Housing shortage in Eindhoven, a proposal to shorten the academic year, the call for more concrete measures towards a more sustainable university. The University Council presented the Executive Board with a wide variety of issues on Monday 27 September, along with the question of how the board intends to take action on these matters.
The Executive Board was unable to fully answer most of these questions at this point. Housing shortage will remain an issue for some time, that much was clear from vice-president Nicole Ummelen’s words. The new residential towers on the campus will be completed in 2023 at the earliest. Naturally, the university will continue to communicate with the parties that committed themselves to the new Covenant Student housing in April of this year, Ummelen said. She also said that the call in the local newspaper Eindhovens Dagblad to make room available to students has helped some thirty students so far.
The appointment of TU/e’s new Sustainability Ambassador Anna Wieczorek needs to boost the university’s sustainability goals, the Executive Board said. But Wieczorek started only recently. And what about the Young Academy’s nice plan for a shorter academic year? Looked quite interesting at fist glance, rector Frank Baaijens said. “We intend to study it, but it must not be at the expense of the quality of our education, and it has to be feasible. We will take it into consideration during the consultation with the departmental deans, which we expect to result in some concrete proposals.”
Drop in rankings

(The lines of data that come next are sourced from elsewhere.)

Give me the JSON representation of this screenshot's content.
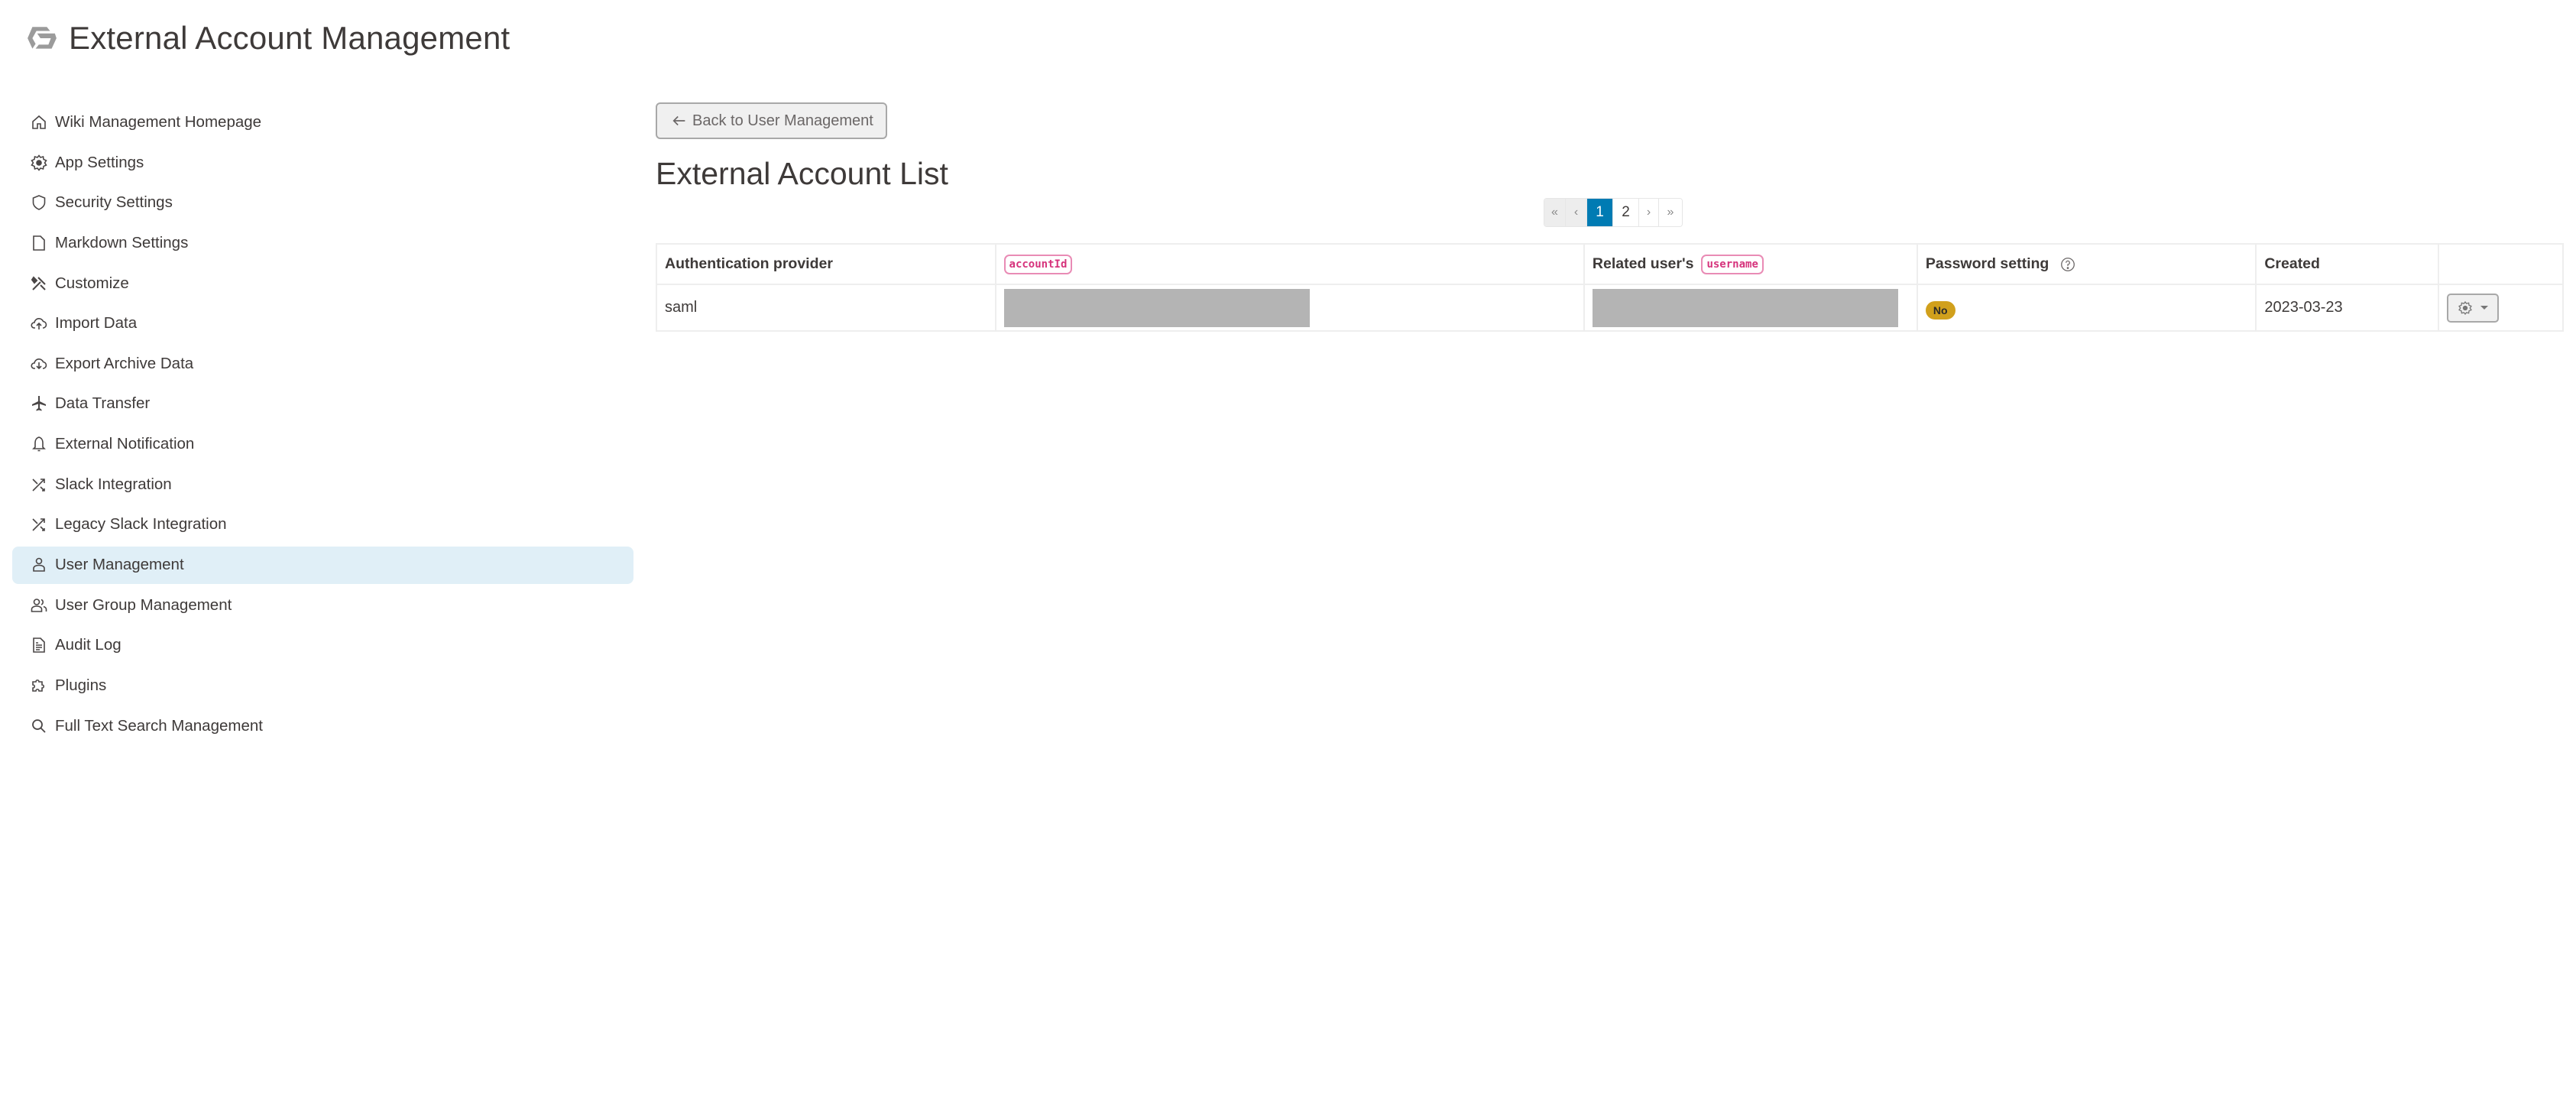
{
  "header": {
    "title": "External Account Management",
    "logo_icon": "growi-logo-icon"
  },
  "sidebar": {
    "items": [
      {
        "label": "Wiki Management Homepage",
        "icon": "home-icon",
        "active": false
      },
      {
        "label": "App Settings",
        "icon": "gear-icon",
        "active": false
      },
      {
        "label": "Security Settings",
        "icon": "shield-icon",
        "active": false
      },
      {
        "label": "Markdown Settings",
        "icon": "file-icon",
        "active": false
      },
      {
        "label": "Customize",
        "icon": "tools-icon",
        "active": false
      },
      {
        "label": "Import Data",
        "icon": "cloud-upload-icon",
        "active": false
      },
      {
        "label": "Export Archive Data",
        "icon": "cloud-download-icon",
        "active": false
      },
      {
        "label": "Data Transfer",
        "icon": "airplane-icon",
        "active": false
      },
      {
        "label": "External Notification",
        "icon": "bell-icon",
        "active": false
      },
      {
        "label": "Slack Integration",
        "icon": "shuffle-icon",
        "active": false
      },
      {
        "label": "Legacy Slack Integration",
        "icon": "shuffle-icon",
        "active": false
      },
      {
        "label": "User Management",
        "icon": "user-icon",
        "active": true
      },
      {
        "label": "User Group Management",
        "icon": "users-icon",
        "active": false
      },
      {
        "label": "Audit Log",
        "icon": "document-icon",
        "active": false
      },
      {
        "label": "Plugins",
        "icon": "puzzle-icon",
        "active": false
      },
      {
        "label": "Full Text Search Management",
        "icon": "search-icon",
        "active": false
      }
    ]
  },
  "main": {
    "back_button": {
      "label": "Back to User Management",
      "icon": "arrow-left-icon"
    },
    "list_title": "External Account List",
    "pagination": {
      "first": "«",
      "prev": "‹",
      "pages": [
        "1",
        "2"
      ],
      "current_page": "1",
      "next": "›",
      "last": "»"
    },
    "table": {
      "headers": {
        "provider": "Authentication provider",
        "account_id_code": "accountId",
        "related_user_prefix": "Related user's",
        "related_user_code": "username",
        "password_setting": "Password setting",
        "created": "Created"
      },
      "rows": [
        {
          "provider": "saml",
          "account_id": "[redacted]",
          "username": "[redacted]",
          "password_setting": "No",
          "created": "2023-03-23"
        }
      ]
    },
    "colors": {
      "accent": "#007bb3",
      "active_nav_bg": "#e0eff7",
      "code_pink": "#d6337c",
      "badge_warning": "#d1a01c",
      "redaction_gray": "#b4b4b4"
    }
  }
}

The Executive Board was clearer when it came to TU/e’s drop in various international rankings. A trend that has been going on for some years now. Executive Board president Robert-Jan Smits said that he too is worried about this. Before he stated that Pantea Haghighatkhah, member of staff faction PUR, had asked whether the Executive Board acknowledges the problem and how it intends to address the matter. Is there a plan in place to turn that downward spiral around? Haghighatkhah believes that a drop in the rankings will have a negative impact on the university’s scientific reputation and consequently on its efforts to recruit international students and talented researchers. At the start of this month, TU/e dropped from the top 200 of the university ranking published by British magazine Times Higher Education, which had ranked the Eindhoven university in 104th position only a few years earlier in 2014.
Smits said that a thorough inquiry has to be made first into the exact reasons for this drop. Smits: “What are the most important underlying factors? Because we need to be careful not to take the wrong actions.” Increasing the university’s scientific excellence is a collective responsibility however, in Smits’ view. “I believe, incidentally, that the establishment of our new research institutes and the investments we make in our scientific infrastructure, already increases our chances of recruiting more talent in Eindhoven in the future.”
Smits wants to have a plan in place by the end of the year designed to improve TU/e’s position in the rankings. “But don’t expect it to work this year already, or next year.” The recovery will take more time, the board president said.